What you will do: An exact copy of each line below is needed, with no images in it.

Excerpted data:
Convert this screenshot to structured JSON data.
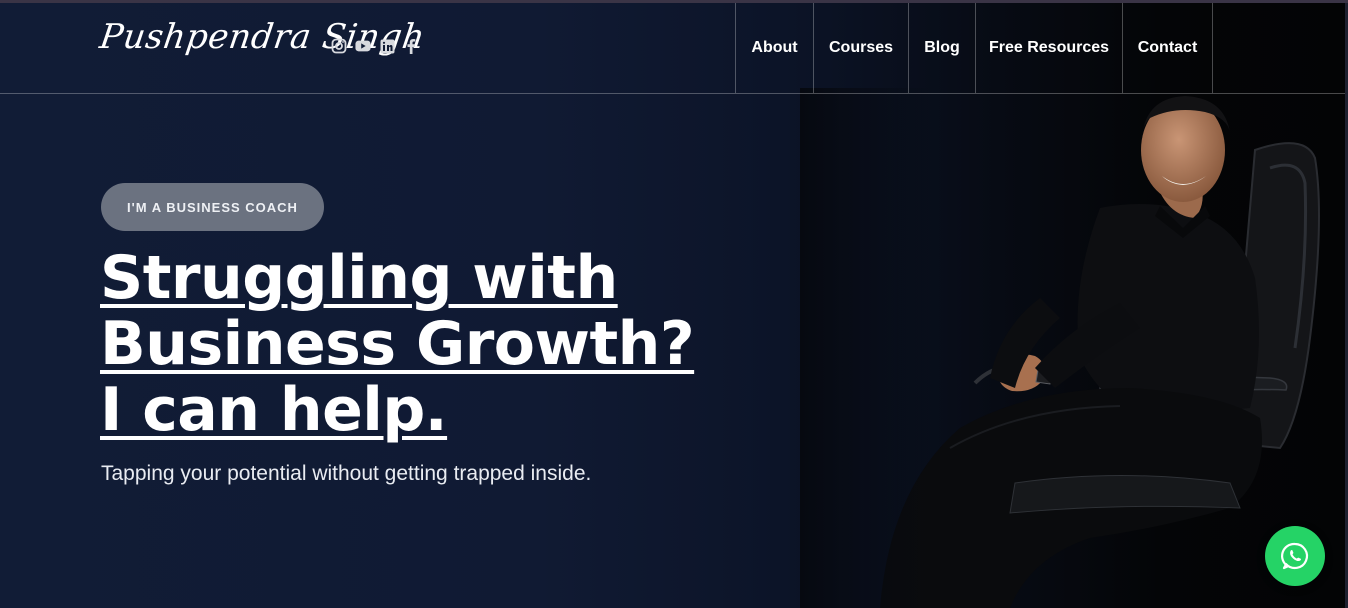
{
  "header": {
    "logo_text": "Pushpendra Singh",
    "social_icons": [
      "instagram-icon",
      "youtube-icon",
      "linkedin-icon",
      "facebook-icon"
    ],
    "nav": [
      {
        "label": "About"
      },
      {
        "label": "Courses"
      },
      {
        "label": "Blog"
      },
      {
        "label": "Free Resources"
      },
      {
        "label": "Contact"
      }
    ]
  },
  "hero": {
    "badge": "I'M A BUSINESS COACH",
    "headline_lines": [
      "Struggling with",
      "Business Growth?",
      "I can help."
    ],
    "tagline": "Tapping your potential without getting trapped inside."
  },
  "floating": {
    "whatsapp_icon": "whatsapp-icon"
  },
  "colors": {
    "background": "#0f1a33",
    "badge_bg": "#6b7280",
    "whatsapp": "#25d366",
    "text": "#ffffff"
  }
}
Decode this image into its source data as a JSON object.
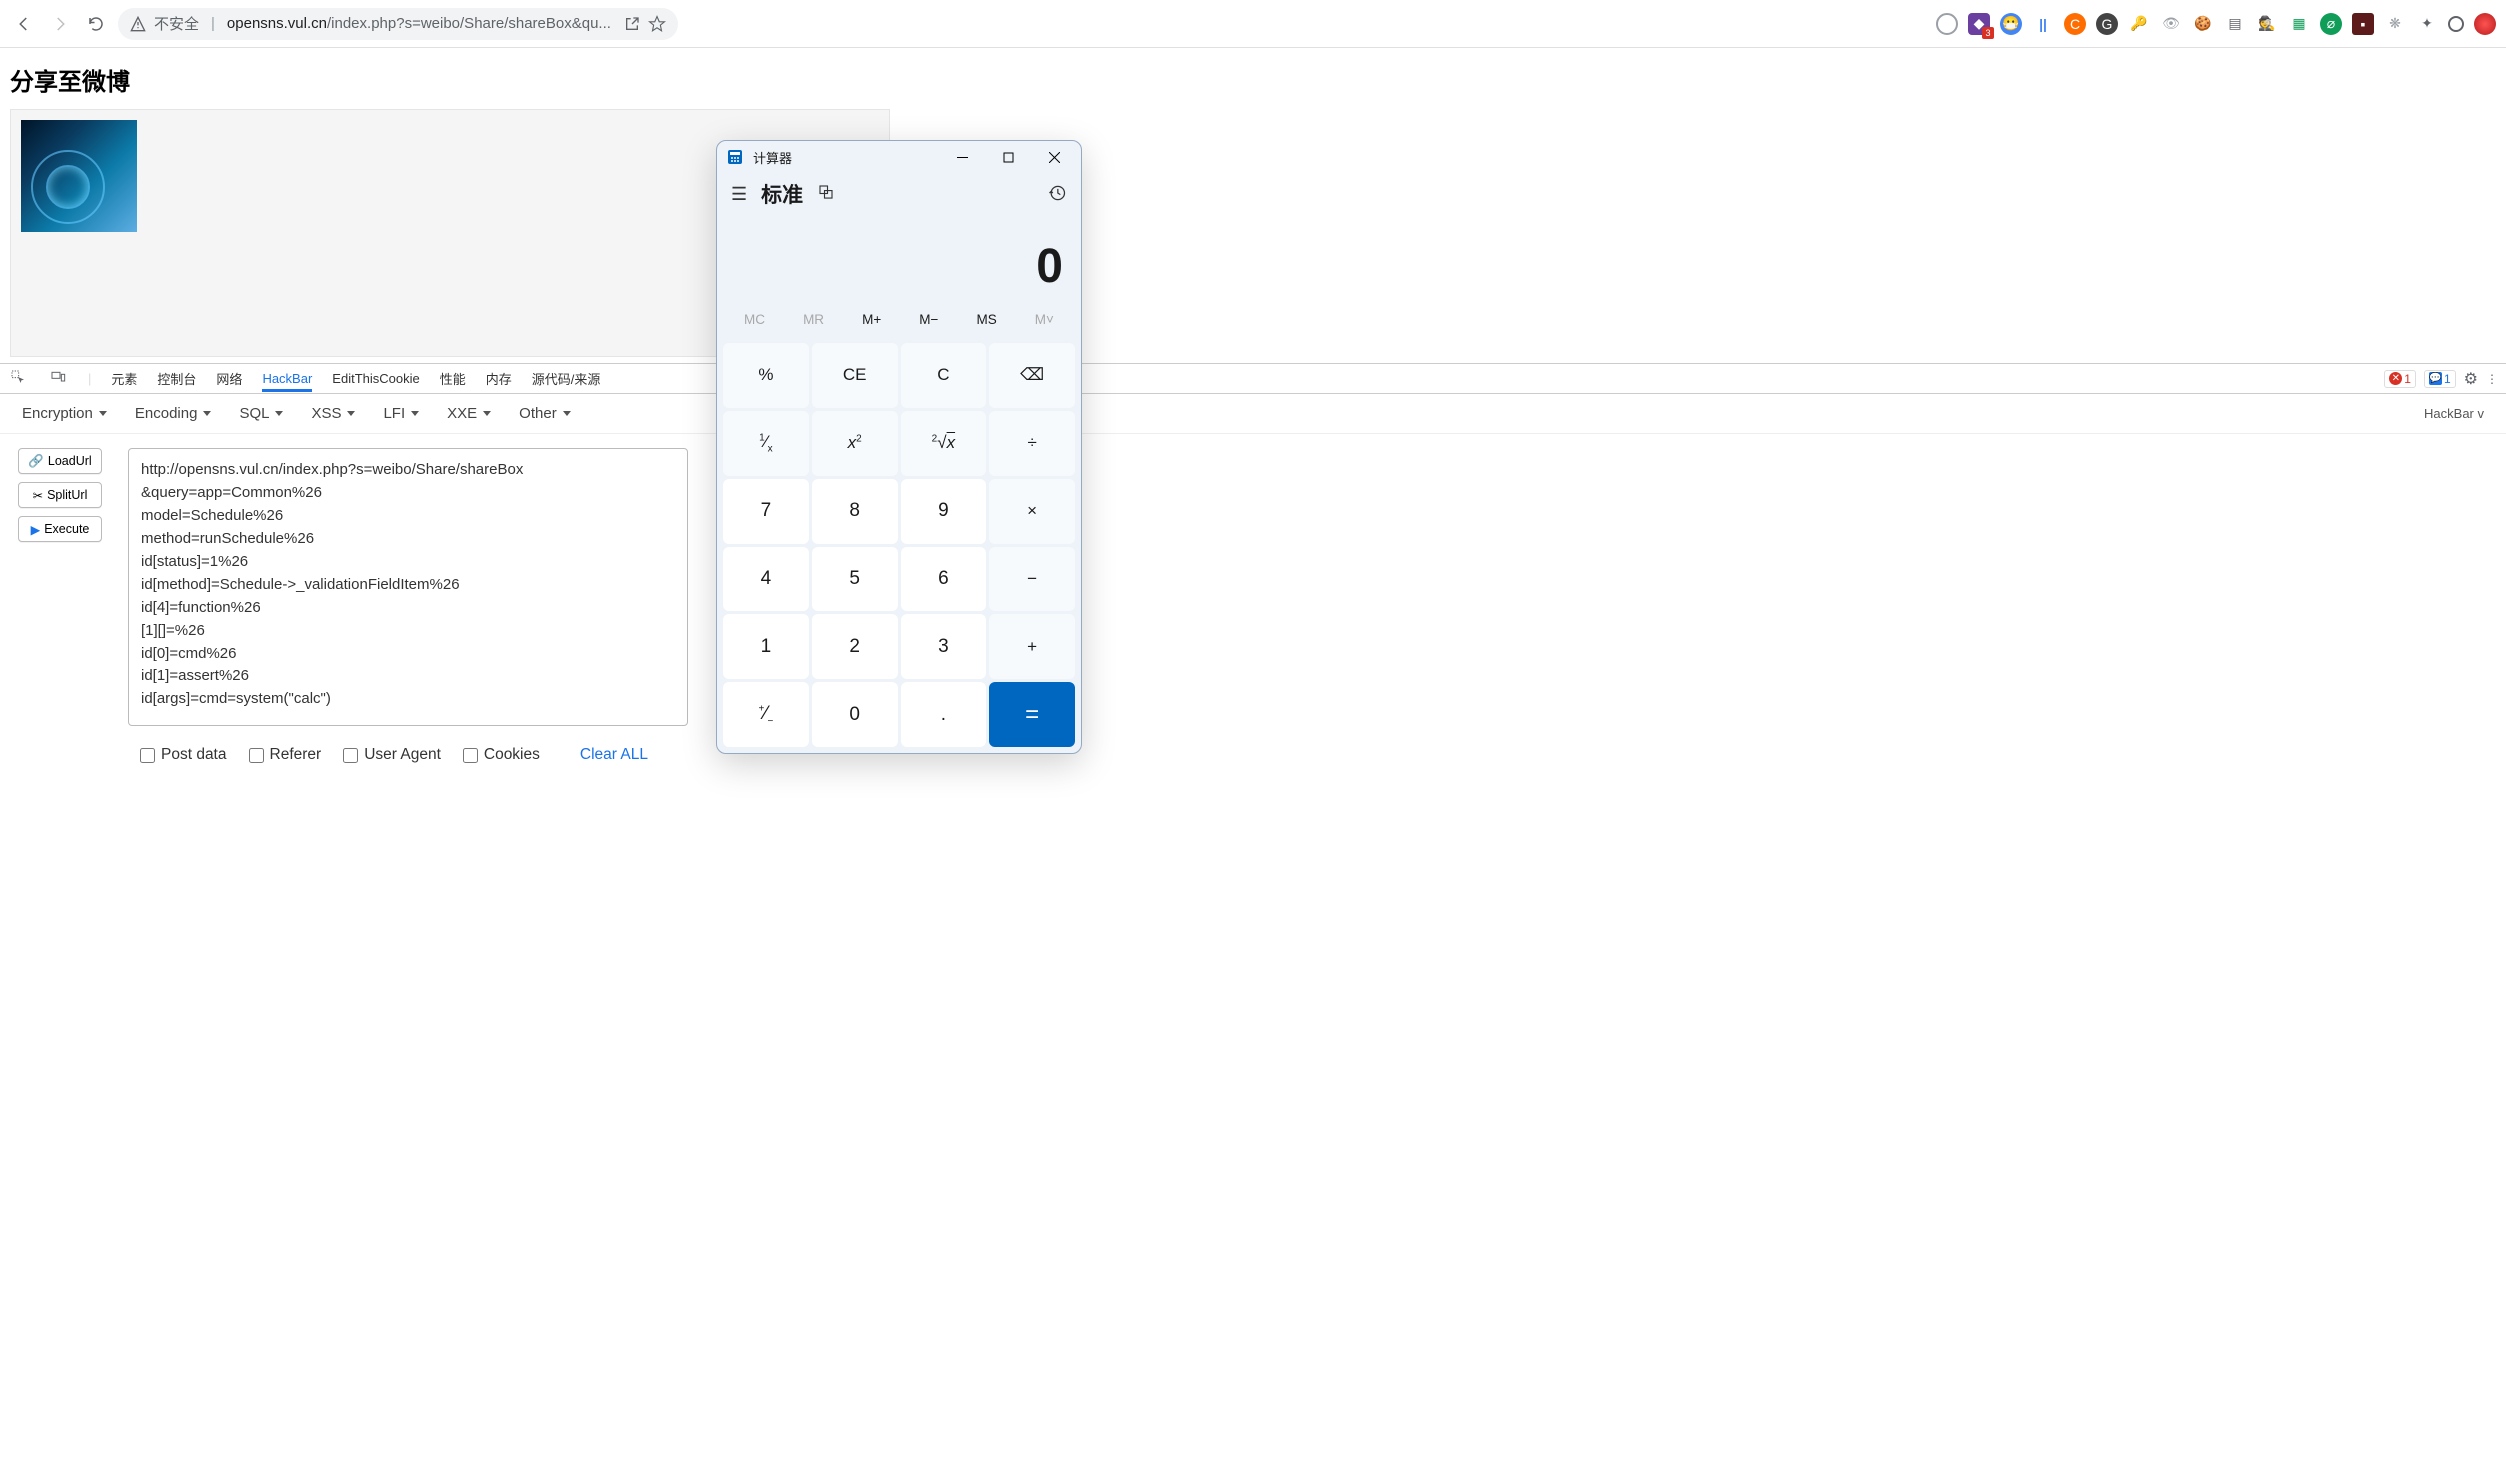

Answer section:
Convert this screenshot to structured JSON data.
{
  "header": {
    "logo_text": "Pushpendra Singh",
    "social_icons": [
      "instagram-icon",
      "youtube-icon",
      "linkedin-icon",
      "facebook-icon"
    ],
    "nav": [
      {
        "label": "About"
      },
      {
        "label": "Courses"
      },
      {
        "label": "Blog"
      },
      {
        "label": "Free Resources"
      },
      {
        "label": "Contact"
      }
    ]
  },
  "hero": {
    "badge": "I'M A BUSINESS COACH",
    "headline_lines": [
      "Struggling with",
      "Business Growth?",
      "I can help."
    ],
    "tagline": "Tapping your potential without getting trapped inside."
  },
  "floating": {
    "whatsapp_icon": "whatsapp-icon"
  },
  "colors": {
    "background": "#0f1a33",
    "badge_bg": "#6b7280",
    "whatsapp": "#25d366",
    "text": "#ffffff"
  }
}
Decode this image into its source data as a JSON object.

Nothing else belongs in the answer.